[Opening Materials provided section]

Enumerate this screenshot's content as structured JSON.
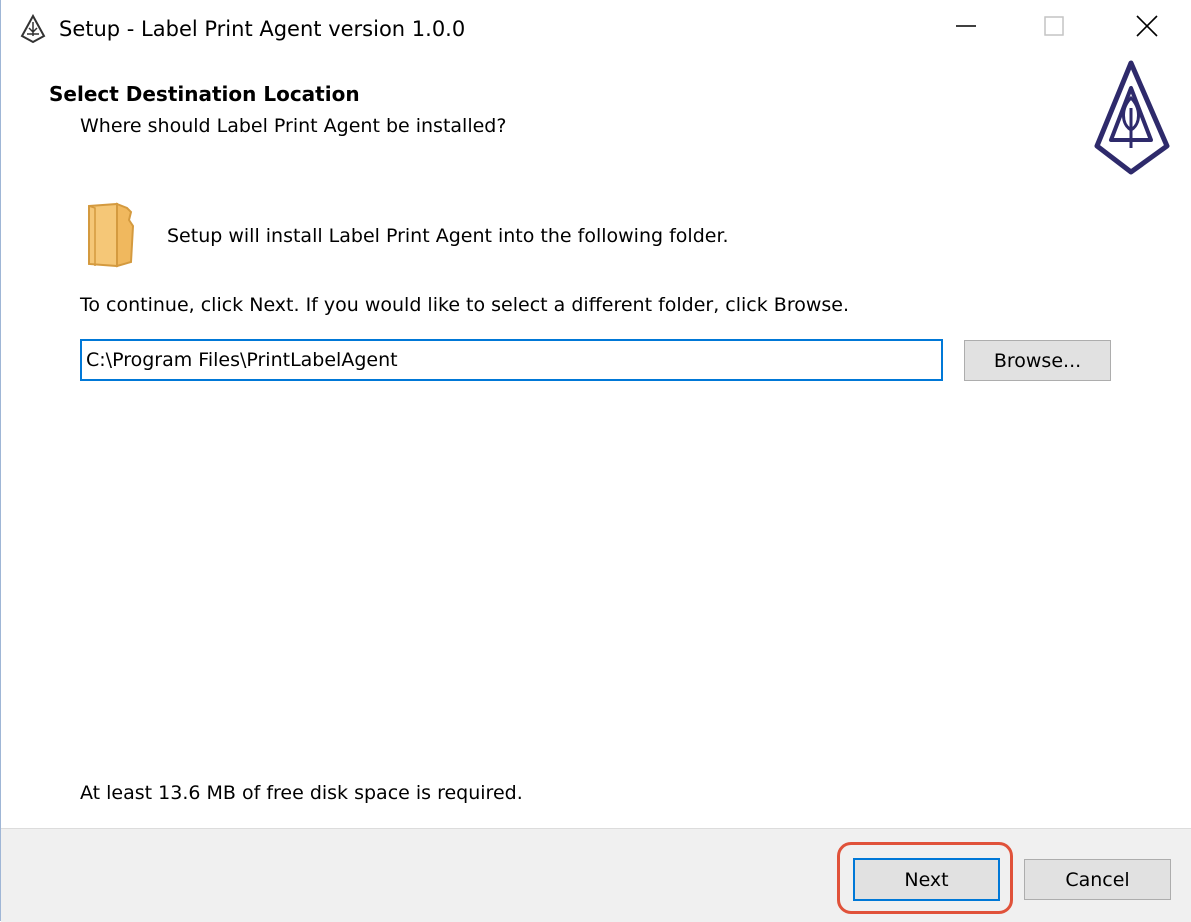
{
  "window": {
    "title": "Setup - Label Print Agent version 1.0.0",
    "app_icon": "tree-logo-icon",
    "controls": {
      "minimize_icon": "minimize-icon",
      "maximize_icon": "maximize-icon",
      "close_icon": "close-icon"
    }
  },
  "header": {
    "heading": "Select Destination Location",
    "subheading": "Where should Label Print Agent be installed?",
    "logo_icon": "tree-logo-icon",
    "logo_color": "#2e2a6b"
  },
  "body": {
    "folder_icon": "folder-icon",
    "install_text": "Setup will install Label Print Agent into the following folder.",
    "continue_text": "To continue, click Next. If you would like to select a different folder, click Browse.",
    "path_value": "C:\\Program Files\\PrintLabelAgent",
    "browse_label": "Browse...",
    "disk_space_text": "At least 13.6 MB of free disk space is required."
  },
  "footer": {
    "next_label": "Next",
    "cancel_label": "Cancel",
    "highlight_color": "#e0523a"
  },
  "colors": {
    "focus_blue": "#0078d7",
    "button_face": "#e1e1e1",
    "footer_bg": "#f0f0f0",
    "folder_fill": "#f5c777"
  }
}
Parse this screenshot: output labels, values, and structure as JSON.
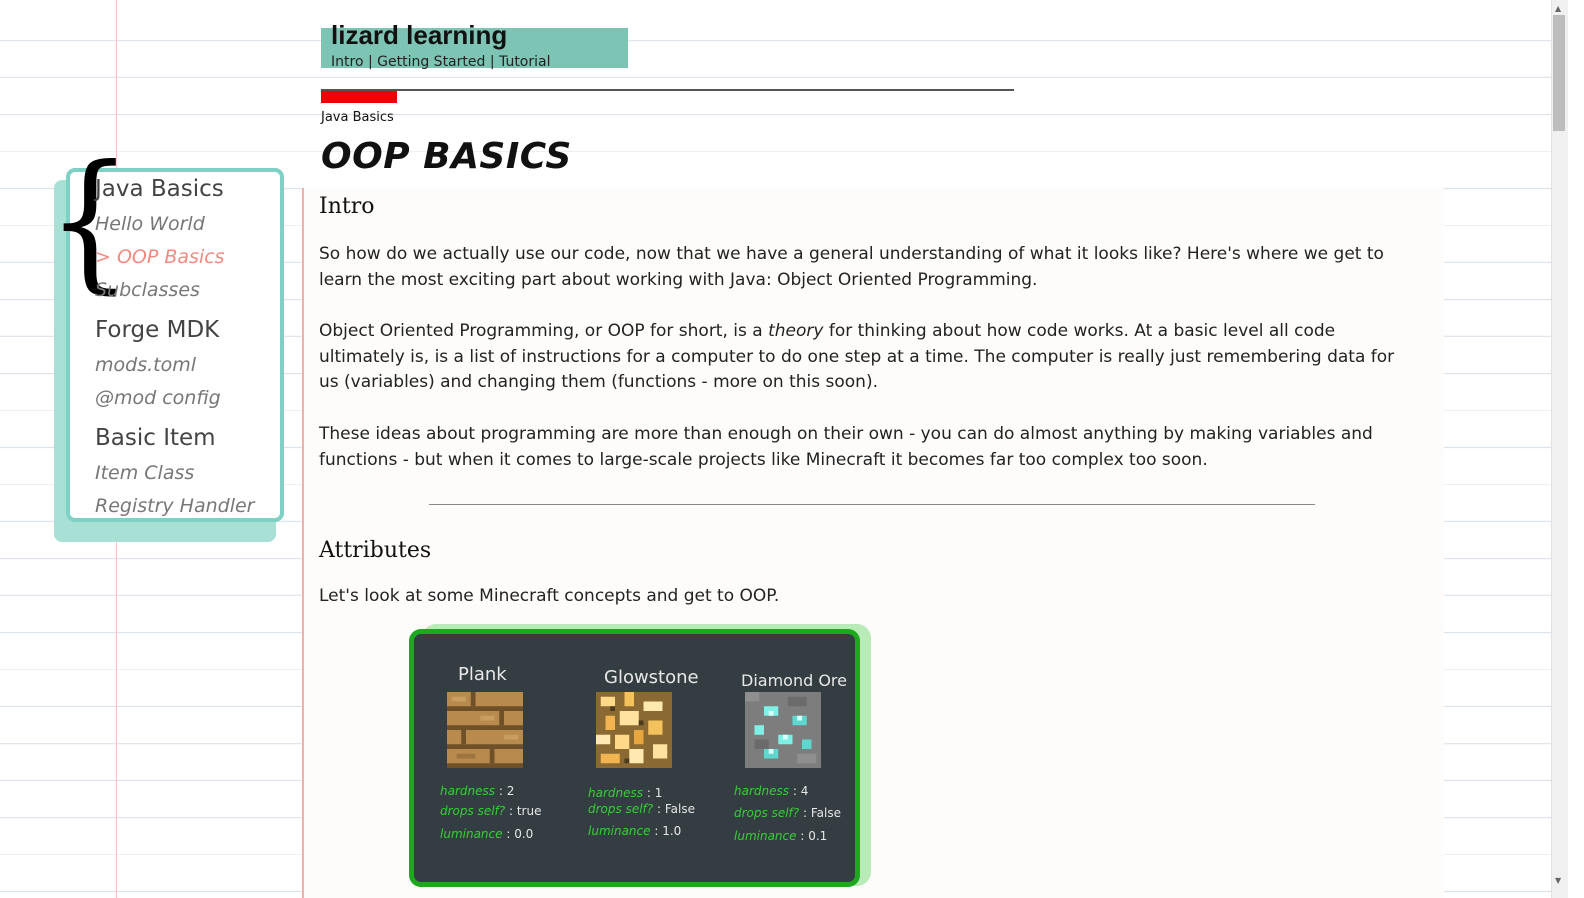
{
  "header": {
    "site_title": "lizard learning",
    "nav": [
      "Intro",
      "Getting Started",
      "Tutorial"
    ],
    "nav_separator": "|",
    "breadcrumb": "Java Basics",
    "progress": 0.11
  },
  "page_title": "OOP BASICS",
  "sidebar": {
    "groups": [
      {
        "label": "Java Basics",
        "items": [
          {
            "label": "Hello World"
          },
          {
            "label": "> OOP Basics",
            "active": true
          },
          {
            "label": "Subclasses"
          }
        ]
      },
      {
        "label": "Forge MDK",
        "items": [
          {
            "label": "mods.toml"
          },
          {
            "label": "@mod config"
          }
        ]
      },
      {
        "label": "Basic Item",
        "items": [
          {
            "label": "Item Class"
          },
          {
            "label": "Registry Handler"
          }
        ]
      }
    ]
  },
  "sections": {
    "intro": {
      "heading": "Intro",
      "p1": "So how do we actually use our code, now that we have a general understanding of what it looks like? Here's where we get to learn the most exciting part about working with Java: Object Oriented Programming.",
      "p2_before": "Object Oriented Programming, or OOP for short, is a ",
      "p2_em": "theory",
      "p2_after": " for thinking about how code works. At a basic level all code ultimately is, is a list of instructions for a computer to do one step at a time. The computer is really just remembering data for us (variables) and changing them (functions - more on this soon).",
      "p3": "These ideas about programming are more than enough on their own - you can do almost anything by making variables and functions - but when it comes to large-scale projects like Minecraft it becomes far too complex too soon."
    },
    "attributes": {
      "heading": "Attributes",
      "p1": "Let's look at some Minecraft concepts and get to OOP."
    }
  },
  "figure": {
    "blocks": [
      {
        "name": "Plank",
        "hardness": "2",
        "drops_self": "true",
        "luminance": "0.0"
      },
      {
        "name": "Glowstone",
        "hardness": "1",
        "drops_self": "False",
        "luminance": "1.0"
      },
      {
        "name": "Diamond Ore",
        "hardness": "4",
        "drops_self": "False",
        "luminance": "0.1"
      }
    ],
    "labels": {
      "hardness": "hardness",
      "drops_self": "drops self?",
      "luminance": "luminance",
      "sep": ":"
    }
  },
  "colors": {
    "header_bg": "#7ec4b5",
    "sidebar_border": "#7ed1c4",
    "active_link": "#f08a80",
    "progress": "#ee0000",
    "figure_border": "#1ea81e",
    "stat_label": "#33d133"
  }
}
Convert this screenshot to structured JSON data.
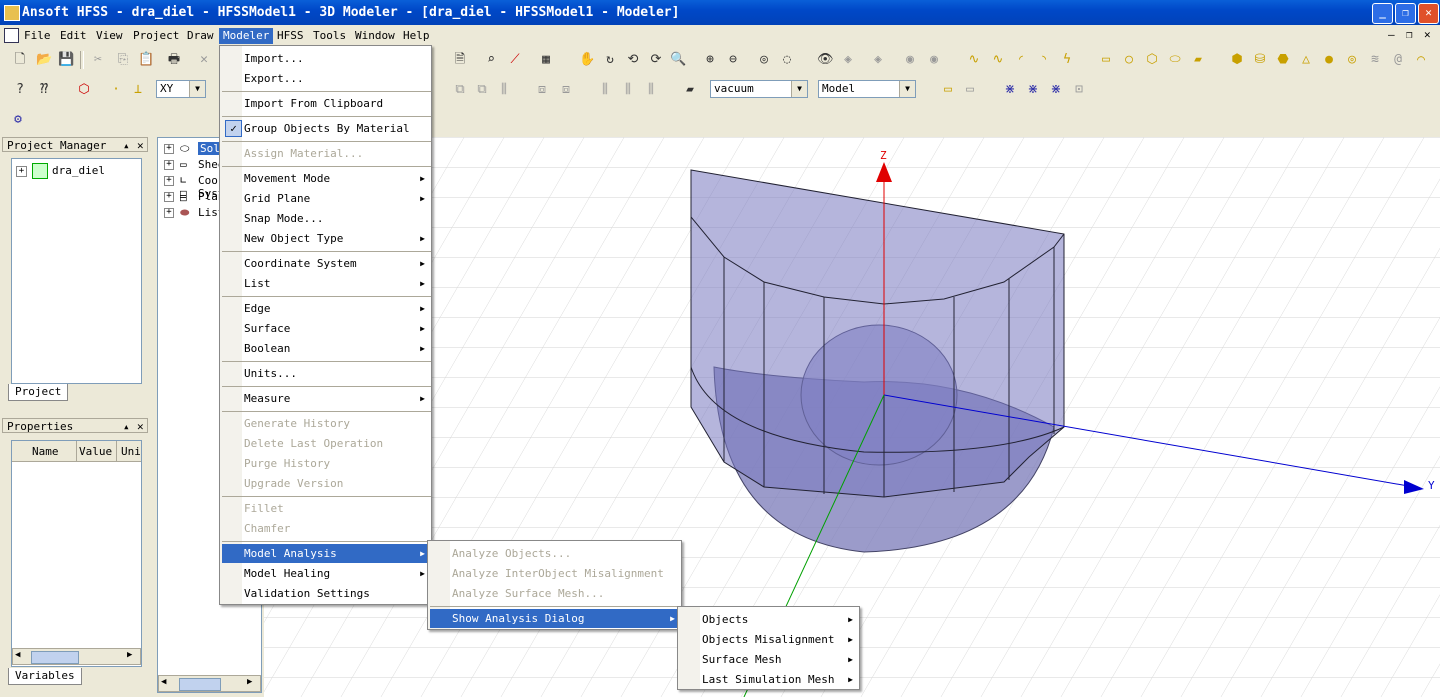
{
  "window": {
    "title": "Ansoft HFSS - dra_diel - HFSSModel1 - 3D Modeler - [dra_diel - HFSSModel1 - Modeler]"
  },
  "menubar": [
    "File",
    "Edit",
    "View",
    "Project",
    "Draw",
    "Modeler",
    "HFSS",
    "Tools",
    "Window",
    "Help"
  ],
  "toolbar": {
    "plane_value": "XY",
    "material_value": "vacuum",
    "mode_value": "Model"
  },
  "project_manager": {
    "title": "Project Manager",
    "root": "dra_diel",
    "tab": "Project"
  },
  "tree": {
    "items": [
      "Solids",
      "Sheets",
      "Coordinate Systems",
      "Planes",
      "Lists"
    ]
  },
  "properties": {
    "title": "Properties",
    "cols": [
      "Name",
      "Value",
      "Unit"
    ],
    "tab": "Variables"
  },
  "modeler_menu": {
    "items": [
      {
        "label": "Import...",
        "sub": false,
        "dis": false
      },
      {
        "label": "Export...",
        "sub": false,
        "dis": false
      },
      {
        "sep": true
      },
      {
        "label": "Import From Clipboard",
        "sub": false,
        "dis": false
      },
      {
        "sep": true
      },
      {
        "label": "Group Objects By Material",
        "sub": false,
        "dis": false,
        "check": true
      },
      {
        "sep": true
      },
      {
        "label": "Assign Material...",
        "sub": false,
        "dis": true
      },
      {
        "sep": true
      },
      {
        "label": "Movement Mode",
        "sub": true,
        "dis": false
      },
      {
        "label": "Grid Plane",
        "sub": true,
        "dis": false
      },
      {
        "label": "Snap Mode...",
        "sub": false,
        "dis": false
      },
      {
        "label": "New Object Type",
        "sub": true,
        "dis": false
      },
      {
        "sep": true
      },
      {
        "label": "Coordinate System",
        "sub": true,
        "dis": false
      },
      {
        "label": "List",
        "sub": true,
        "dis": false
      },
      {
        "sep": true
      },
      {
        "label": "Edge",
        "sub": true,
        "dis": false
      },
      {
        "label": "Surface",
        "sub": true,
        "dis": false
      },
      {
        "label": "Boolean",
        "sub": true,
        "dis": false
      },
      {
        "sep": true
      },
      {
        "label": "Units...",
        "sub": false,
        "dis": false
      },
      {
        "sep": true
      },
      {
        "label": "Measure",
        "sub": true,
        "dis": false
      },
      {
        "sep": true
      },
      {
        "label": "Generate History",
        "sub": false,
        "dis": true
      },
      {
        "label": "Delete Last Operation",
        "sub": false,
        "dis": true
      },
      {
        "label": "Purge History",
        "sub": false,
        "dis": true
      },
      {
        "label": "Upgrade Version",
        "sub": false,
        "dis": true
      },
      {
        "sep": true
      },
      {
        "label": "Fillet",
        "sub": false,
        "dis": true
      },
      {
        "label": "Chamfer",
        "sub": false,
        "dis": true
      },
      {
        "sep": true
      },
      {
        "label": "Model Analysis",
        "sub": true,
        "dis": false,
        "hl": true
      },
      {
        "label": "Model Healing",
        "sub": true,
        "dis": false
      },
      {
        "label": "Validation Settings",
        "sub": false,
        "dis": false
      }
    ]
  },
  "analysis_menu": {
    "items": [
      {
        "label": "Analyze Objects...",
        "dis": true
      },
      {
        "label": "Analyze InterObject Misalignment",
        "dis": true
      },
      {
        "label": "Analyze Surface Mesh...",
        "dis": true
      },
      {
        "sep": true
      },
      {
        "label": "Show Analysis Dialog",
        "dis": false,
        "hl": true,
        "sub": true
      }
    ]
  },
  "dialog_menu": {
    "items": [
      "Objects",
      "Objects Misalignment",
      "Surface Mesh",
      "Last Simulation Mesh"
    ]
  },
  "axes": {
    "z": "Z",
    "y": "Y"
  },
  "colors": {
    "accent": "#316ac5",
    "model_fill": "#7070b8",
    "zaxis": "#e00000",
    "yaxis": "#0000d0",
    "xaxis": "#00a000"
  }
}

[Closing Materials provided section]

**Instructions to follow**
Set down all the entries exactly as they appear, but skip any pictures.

**Exercise response**
Enumerate this screenshot's content as structured JSON.
{
  "window": {
    "title": "Setup - Label Print Agent version 1.0.0",
    "app_icon": "tree-logo-icon",
    "controls": {
      "minimize_icon": "minimize-icon",
      "maximize_icon": "maximize-icon",
      "close_icon": "close-icon"
    }
  },
  "header": {
    "heading": "Select Destination Location",
    "subheading": "Where should Label Print Agent be installed?",
    "logo_icon": "tree-logo-icon",
    "logo_color": "#2e2a6b"
  },
  "body": {
    "folder_icon": "folder-icon",
    "install_text": "Setup will install Label Print Agent into the following folder.",
    "continue_text": "To continue, click Next. If you would like to select a different folder, click Browse.",
    "path_value": "C:\\Program Files\\PrintLabelAgent",
    "browse_label": "Browse...",
    "disk_space_text": "At least 13.6 MB of free disk space is required."
  },
  "footer": {
    "next_label": "Next",
    "cancel_label": "Cancel",
    "highlight_color": "#e0523a"
  },
  "colors": {
    "focus_blue": "#0078d7",
    "button_face": "#e1e1e1",
    "footer_bg": "#f0f0f0",
    "folder_fill": "#f5c777"
  }
}
Parse this screenshot: output labels, values, and structure as JSON.
{
  "header": {
    "site_title": "lizard learning",
    "nav": [
      "Intro",
      "Getting Started",
      "Tutorial"
    ],
    "nav_separator": "|",
    "breadcrumb": "Java Basics",
    "progress": 0.11
  },
  "page_title": "OOP BASICS",
  "sidebar": {
    "groups": [
      {
        "label": "Java Basics",
        "items": [
          {
            "label": "Hello World"
          },
          {
            "label": "> OOP Basics",
            "active": true
          },
          {
            "label": "Subclasses"
          }
        ]
      },
      {
        "label": "Forge MDK",
        "items": [
          {
            "label": "mods.toml"
          },
          {
            "label": "@mod config"
          }
        ]
      },
      {
        "label": "Basic Item",
        "items": [
          {
            "label": "Item Class"
          },
          {
            "label": "Registry Handler"
          }
        ]
      }
    ]
  },
  "sections": {
    "intro": {
      "heading": "Intro",
      "p1": "So how do we actually use our code, now that we have a general understanding of what it looks like? Here's where we get to learn the most exciting part about working with Java: Object Oriented Programming.",
      "p2_before": "Object Oriented Programming, or OOP for short, is a ",
      "p2_em": "theory",
      "p2_after": " for thinking about how code works. At a basic level all code ultimately is, is a list of instructions for a computer to do one step at a time. The computer is really just remembering data for us (variables) and changing them (functions - more on this soon).",
      "p3": "These ideas about programming are more than enough on their own - you can do almost anything by making variables and functions - but when it comes to large-scale projects like Minecraft it becomes far too complex too soon."
    },
    "attributes": {
      "heading": "Attributes",
      "p1": "Let's look at some Minecraft concepts and get to OOP."
    }
  },
  "figure": {
    "blocks": [
      {
        "name": "Plank",
        "hardness": "2",
        "drops_self": "true",
        "luminance": "0.0"
      },
      {
        "name": "Glowstone",
        "hardness": "1",
        "drops_self": "False",
        "luminance": "1.0"
      },
      {
        "name": "Diamond Ore",
        "hardness": "4",
        "drops_self": "False",
        "luminance": "0.1"
      }
    ],
    "labels": {
      "hardness": "hardness",
      "drops_self": "drops self?",
      "luminance": "luminance",
      "sep": ":"
    }
  },
  "colors": {
    "header_bg": "#7ec4b5",
    "sidebar_border": "#7ed1c4",
    "active_link": "#f08a80",
    "progress": "#ee0000",
    "figure_border": "#1ea81e",
    "stat_label": "#33d133"
  }
}
Convert this screenshot to structured JSON data.
{
  "window": {
    "title": "Ansoft HFSS - dra_diel - HFSSModel1 - 3D Modeler - [dra_diel - HFSSModel1 - Modeler]"
  },
  "menubar": [
    "File",
    "Edit",
    "View",
    "Project",
    "Draw",
    "Modeler",
    "HFSS",
    "Tools",
    "Window",
    "Help"
  ],
  "toolbar": {
    "plane_value": "XY",
    "material_value": "vacuum",
    "mode_value": "Model"
  },
  "project_manager": {
    "title": "Project Manager",
    "root": "dra_diel",
    "tab": "Project"
  },
  "tree": {
    "items": [
      "Solids",
      "Sheets",
      "Coordinate Systems",
      "Planes",
      "Lists"
    ]
  },
  "properties": {
    "title": "Properties",
    "cols": [
      "Name",
      "Value",
      "Unit"
    ],
    "tab": "Variables"
  },
  "modeler_menu": {
    "items": [
      {
        "label": "Import...",
        "sub": false,
        "dis": false
      },
      {
        "label": "Export...",
        "sub": false,
        "dis": false
      },
      {
        "sep": true
      },
      {
        "label": "Import From Clipboard",
        "sub": false,
        "dis": false
      },
      {
        "sep": true
      },
      {
        "label": "Group Objects By Material",
        "sub": false,
        "dis": false,
        "check": true
      },
      {
        "sep": true
      },
      {
        "label": "Assign Material...",
        "sub": false,
        "dis": true
      },
      {
        "sep": true
      },
      {
        "label": "Movement Mode",
        "sub": true,
        "dis": false
      },
      {
        "label": "Grid Plane",
        "sub": true,
        "dis": false
      },
      {
        "label": "Snap Mode...",
        "sub": false,
        "dis": false
      },
      {
        "label": "New Object Type",
        "sub": true,
        "dis": false
      },
      {
        "sep": true
      },
      {
        "label": "Coordinate System",
        "sub": true,
        "dis": false
      },
      {
        "label": "List",
        "sub": true,
        "dis": false
      },
      {
        "sep": true
      },
      {
        "label": "Edge",
        "sub": true,
        "dis": false
      },
      {
        "label": "Surface",
        "sub": true,
        "dis": false
      },
      {
        "label": "Boolean",
        "sub": true,
        "dis": false
      },
      {
        "sep": true
      },
      {
        "label": "Units...",
        "sub": false,
        "dis": false
      },
      {
        "sep": true
      },
      {
        "label": "Measure",
        "sub": true,
        "dis": false
      },
      {
        "sep": true
      },
      {
        "label": "Generate History",
        "sub": false,
        "dis": true
      },
      {
        "label": "Delete Last Operation",
        "sub": false,
        "dis": true
      },
      {
        "label": "Purge History",
        "sub": false,
        "dis": true
      },
      {
        "label": "Upgrade Version",
        "sub": false,
        "dis": true
      },
      {
        "sep": true
      },
      {
        "label": "Fillet",
        "sub": false,
        "dis": true
      },
      {
        "label": "Chamfer",
        "sub": false,
        "dis": true
      },
      {
        "sep": true
      },
      {
        "label": "Model Analysis",
        "sub": true,
        "dis": false,
        "hl": true
      },
      {
        "label": "Model Healing",
        "sub": true,
        "dis": false
      },
      {
        "label": "Validation Settings",
        "sub": false,
        "dis": false
      }
    ]
  },
  "analysis_menu": {
    "items": [
      {
        "label": "Analyze Objects...",
        "dis": true
      },
      {
        "label": "Analyze InterObject Misalignment",
        "dis": true
      },
      {
        "label": "Analyze Surface Mesh...",
        "dis": true
      },
      {
        "sep": true
      },
      {
        "label": "Show Analysis Dialog",
        "dis": false,
        "hl": true,
        "sub": true
      }
    ]
  },
  "dialog_menu": {
    "items": [
      "Objects",
      "Objects Misalignment",
      "Surface Mesh",
      "Last Simulation Mesh"
    ]
  },
  "axes": {
    "z": "Z",
    "y": "Y"
  },
  "colors": {
    "accent": "#316ac5",
    "model_fill": "#7070b8",
    "zaxis": "#e00000",
    "yaxis": "#0000d0",
    "xaxis": "#00a000"
  }
}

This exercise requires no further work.